DA: Oh man, it’s pretty funny. I did some westerns, and whenever you do a western you just feel like a kid again because it has horses and guns. It’s similar to the Scream movies. You’re part of this world. It’s funny seeing these young actors and their connection to the films and then doing scenes with them. It’s funny to see how excited they are and how much they love it. They’ve been watching a bunch of horror films and brushing up on all their old things. That was something that helped me when I was doing my first film, watching films that Wes had suggested. So it’s cool that they’re really in it. Aside from just being tremendous actors, they’re fans of the films, and I think that’s something that connects us all.
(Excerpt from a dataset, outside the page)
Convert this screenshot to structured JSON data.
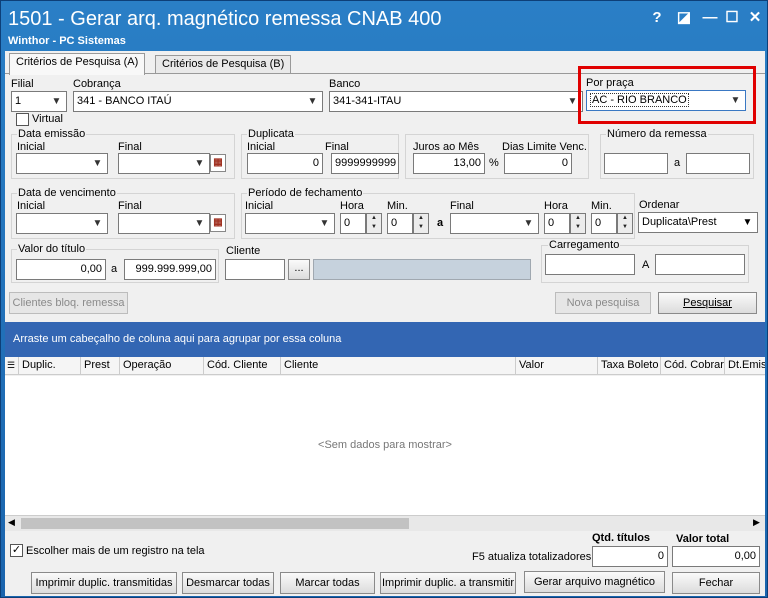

Jack Quaid: I have a very vivid memory of being a little kid trick-or-treating for the first time. It was around the time when the first Scream came out, and I saw so many people dressed up as Ghostface. I remember being absolutely terrified. [One] kid with the Ghostface mask had a little thing you could pump, and blood would run down the plastic and would kind of recycle. I remember being four and so scared. It was so weird, how it all started for me, just being scared. That hasn’t changed. I’m still very, very terrified.
Jenna Ortega: I think because it was everywhere, I wasn’t too terrified of it until I came onto this set. Once I came onto the set and I walked into the soundstage. I saw a Scream sign with Ghostface, and all of a sudden, I’m like whoa, he’s here right now, like this is the real thing. It became very real all of a sudden, and because you never know who’s under that mask, it’s like the eeriest, uneasy feeling that I get in my throat every time I see his face on our productions, it’s weird.
Scream is set to hit theaters on January 14, 2022.